**Problem statement**
Copy all of the data below without altering a single line.

[Excerpts from an interface dataset]
########################################
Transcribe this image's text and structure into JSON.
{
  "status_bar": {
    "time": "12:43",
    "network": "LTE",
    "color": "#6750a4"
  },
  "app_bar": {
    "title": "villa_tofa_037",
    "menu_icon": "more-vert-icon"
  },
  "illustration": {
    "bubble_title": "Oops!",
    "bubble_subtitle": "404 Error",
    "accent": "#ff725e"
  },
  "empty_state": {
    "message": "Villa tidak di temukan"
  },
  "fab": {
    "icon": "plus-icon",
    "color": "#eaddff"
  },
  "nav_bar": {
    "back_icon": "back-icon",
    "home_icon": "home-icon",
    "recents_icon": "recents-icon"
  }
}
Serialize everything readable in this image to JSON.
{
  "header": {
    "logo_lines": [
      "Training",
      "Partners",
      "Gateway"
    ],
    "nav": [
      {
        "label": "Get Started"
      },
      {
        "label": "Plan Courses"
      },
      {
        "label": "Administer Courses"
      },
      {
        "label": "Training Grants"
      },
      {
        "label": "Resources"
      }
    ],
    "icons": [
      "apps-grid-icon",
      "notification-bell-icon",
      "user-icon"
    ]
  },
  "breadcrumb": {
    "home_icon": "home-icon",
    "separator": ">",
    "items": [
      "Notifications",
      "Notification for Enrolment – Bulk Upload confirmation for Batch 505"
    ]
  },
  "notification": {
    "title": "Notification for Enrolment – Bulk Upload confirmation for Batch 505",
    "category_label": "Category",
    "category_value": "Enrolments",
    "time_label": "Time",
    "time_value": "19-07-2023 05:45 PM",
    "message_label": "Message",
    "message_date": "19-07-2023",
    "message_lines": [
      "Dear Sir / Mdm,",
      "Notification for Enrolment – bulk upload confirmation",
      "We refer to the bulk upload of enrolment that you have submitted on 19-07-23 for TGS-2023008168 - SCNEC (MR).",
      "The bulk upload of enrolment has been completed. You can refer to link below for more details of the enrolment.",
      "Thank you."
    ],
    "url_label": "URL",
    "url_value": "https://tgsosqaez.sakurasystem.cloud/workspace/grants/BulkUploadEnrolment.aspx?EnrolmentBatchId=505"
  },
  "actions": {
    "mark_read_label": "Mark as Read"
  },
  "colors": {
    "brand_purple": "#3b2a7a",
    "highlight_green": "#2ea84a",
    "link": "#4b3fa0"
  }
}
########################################
**Exercise result**
Transcribe this image's text and structure into JSON.
{
  "status_bar": {
    "time": "12:43",
    "network": "LTE",
    "color": "#6750a4"
  },
  "app_bar": {
    "title": "villa_tofa_037",
    "menu_icon": "more-vert-icon"
  },
  "illustration": {
    "bubble_title": "Oops!",
    "bubble_subtitle": "404 Error",
    "accent": "#ff725e"
  },
  "empty_state": {
    "message": "Villa tidak di temukan"
  },
  "fab": {
    "icon": "plus-icon",
    "color": "#eaddff"
  },
  "nav_bar": {
    "back_icon": "back-icon",
    "home_icon": "home-icon",
    "recents_icon": "recents-icon"
  }
}
Serialize everything readable in this image to JSON.
{
  "header": {
    "logo_lines": [
      "Training",
      "Partners",
      "Gateway"
    ],
    "nav": [
      {
        "label": "Get Started"
      },
      {
        "label": "Plan Courses"
      },
      {
        "label": "Administer Courses"
      },
      {
        "label": "Training Grants"
      },
      {
        "label": "Resources"
      }
    ],
    "icons": [
      "apps-grid-icon",
      "notification-bell-icon",
      "user-icon"
    ]
  },
  "breadcrumb": {
    "home_icon": "home-icon",
    "separator": ">",
    "items": [
      "Notifications",
      "Notification for Enrolment – Bulk Upload confirmation for Batch 505"
    ]
  },
  "notification": {
    "title": "Notification for Enrolment – Bulk Upload confirmation for Batch 505",
    "category_label": "Category",
    "category_value": "Enrolments",
    "time_label": "Time",
    "time_value": "19-07-2023 05:45 PM",
    "message_label": "Message",
    "message_date": "19-07-2023",
    "message_lines": [
      "Dear Sir / Mdm,",
      "Notification for Enrolment – bulk upload confirmation",
      "We refer to the bulk upload of enrolment that you have submitted on 19-07-23 for TGS-2023008168 - SCNEC (MR).",
      "The bulk upload of enrolment has been completed. You can refer to link below for more details of the enrolment.",
      "Thank you."
    ],
    "url_label": "URL",
    "url_value": "https://tgsosqaez.sakurasystem.cloud/workspace/grants/BulkUploadEnrolment.aspx?EnrolmentBatchId=505"
  },
  "actions": {
    "mark_read_label": "Mark as Read"
  },
  "colors": {
    "brand_purple": "#3b2a7a",
    "highlight_green": "#2ea84a",
    "link": "#4b3fa0"
  }
}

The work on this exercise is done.